It's going to be a cold day in June when Hillary Clinton and Donald Trump agree on something. But guess what? They sort of did! Both presumptive presidential nominees reacted to the Supreme Court's split decision on President Obama's immigration actions by saying the tie underscores how high the stakes are come November. It's not a new revelation -- presidential candidates on both sides made this same argument in the days and weeks following Antonin Scalia's death. But Thursday marked the most dramatic instance of real-world implications of an 8-justice Supreme Court. So, could the high stakes for filling the court vacancy provide more cover for Republicans who are struggling to come to terms with supporting their nominee? The decision is still pretty fresh, and the tie means the lower court decision blocking Obama's actions stands, which was seen as a victory for conservatives. But the stalemate also means Obama's executive actions could return to the Supreme Court -- and whoever that ninth justice ends up being will hold the deciding vote. That could be a persuasive appeal for Trump to make to conservatives troubled by the real estate mogul's candidacy thus far. And as our own Leigh Ann Caldwell reports, some conservatives are using it as the sole reason to back Trump.
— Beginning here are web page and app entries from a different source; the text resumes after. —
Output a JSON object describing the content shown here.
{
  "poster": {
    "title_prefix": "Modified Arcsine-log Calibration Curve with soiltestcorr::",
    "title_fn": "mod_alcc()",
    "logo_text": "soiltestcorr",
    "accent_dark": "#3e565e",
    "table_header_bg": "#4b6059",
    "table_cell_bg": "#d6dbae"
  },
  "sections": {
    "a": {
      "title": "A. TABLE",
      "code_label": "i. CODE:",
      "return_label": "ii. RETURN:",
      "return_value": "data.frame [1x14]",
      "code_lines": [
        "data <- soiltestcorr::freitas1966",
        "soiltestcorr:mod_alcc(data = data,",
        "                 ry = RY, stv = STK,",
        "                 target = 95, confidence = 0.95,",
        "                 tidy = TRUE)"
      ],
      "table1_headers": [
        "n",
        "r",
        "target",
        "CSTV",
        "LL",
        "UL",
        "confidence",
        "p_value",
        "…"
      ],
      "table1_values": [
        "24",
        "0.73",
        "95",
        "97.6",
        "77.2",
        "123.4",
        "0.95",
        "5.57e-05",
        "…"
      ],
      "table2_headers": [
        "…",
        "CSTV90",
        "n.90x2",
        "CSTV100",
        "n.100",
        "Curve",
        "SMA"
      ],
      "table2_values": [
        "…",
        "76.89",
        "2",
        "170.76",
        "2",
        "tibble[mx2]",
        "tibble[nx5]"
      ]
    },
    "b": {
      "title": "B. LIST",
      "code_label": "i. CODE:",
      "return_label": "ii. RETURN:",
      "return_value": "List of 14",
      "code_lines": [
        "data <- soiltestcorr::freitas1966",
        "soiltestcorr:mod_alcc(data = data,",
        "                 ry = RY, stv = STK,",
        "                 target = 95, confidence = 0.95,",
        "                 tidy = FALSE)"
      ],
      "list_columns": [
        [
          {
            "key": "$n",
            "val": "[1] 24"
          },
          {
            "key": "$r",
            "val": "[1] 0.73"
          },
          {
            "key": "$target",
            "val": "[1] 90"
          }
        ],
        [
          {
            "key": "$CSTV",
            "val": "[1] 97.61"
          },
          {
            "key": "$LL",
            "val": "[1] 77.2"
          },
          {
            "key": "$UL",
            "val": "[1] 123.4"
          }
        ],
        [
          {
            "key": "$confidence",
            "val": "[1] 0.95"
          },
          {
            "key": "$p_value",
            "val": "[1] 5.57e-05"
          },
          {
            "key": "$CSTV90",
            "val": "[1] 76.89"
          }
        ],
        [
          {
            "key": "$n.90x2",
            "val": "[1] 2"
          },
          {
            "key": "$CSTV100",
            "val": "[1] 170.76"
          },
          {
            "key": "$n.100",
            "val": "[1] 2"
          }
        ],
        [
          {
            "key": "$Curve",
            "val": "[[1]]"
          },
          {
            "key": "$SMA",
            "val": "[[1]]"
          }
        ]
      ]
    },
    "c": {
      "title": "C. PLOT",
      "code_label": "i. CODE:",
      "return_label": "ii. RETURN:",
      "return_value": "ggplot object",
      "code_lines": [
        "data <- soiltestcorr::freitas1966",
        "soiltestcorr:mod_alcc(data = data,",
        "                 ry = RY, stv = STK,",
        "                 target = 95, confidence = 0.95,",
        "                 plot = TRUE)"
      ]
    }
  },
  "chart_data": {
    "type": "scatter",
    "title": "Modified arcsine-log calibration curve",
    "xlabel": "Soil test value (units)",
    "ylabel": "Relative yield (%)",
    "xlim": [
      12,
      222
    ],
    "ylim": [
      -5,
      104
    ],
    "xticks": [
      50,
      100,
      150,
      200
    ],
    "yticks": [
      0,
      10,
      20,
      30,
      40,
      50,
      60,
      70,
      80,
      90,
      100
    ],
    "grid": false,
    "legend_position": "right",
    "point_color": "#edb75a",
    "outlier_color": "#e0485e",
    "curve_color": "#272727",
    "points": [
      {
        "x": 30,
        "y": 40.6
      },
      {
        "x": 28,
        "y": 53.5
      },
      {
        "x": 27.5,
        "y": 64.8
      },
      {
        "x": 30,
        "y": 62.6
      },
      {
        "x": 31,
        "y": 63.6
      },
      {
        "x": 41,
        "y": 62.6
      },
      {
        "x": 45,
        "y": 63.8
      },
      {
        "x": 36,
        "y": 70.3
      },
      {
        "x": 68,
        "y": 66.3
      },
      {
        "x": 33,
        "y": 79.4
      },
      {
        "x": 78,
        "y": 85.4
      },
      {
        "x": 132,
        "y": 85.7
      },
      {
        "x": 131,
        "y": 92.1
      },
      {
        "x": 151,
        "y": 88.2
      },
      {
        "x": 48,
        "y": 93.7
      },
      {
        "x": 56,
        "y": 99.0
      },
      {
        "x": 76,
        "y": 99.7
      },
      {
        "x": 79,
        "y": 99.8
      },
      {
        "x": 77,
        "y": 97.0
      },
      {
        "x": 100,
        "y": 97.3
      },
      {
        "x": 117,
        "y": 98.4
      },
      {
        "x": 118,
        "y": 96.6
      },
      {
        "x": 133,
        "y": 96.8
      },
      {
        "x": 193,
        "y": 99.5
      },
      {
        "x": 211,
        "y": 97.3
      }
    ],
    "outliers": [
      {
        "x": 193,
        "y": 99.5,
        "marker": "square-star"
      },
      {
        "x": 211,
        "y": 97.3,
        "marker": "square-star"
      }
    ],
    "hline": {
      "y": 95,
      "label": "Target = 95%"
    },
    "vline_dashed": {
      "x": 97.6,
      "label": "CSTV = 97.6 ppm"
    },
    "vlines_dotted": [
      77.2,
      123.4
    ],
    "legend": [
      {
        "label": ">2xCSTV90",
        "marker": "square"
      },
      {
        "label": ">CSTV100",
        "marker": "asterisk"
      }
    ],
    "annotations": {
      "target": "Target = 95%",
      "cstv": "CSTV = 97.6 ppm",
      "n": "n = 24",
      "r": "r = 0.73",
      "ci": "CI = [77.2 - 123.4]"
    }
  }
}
POPPING ON NBC POLITICS
- Donald Trump insisted Thursday that the private email server Hillary Clinton used as secretary of state was hacked, but the presumptive Republican nominee couldn't say where he learned that information.
- A majority of Americans (61 percent) think that current fractures in the GOP will still exist in November, according to data from the latest NBC News|SurveyMonkey poll.
- Two major Supreme Court rulings Thursday on immigration and affirmative action could help provide more justification for uneasy Republicans to back his presidential campaign, Leigh Ann Caldwell reports.
- Trump and Clinton finally agreed on something: the Supreme Court's split decision Thursday shows just how high "the stakes" are in November.
- Donald Rumsfeld endorsed Trump.
- Endangered GOP Sen. Mark Kirk of Illinois is out with an ad criticizing Trump.
- And from First Read: How 'Brexit' impacts American politics.
FOR THE RECORD…
"I think I read that, and I heard it, and somebody also gave me that information."
-- Donald Trump, during an interview on Nightly News, on where he heard that Clinton's private email server was hacked.
Donald Trump will hold a press conference at his golf course in Scotland.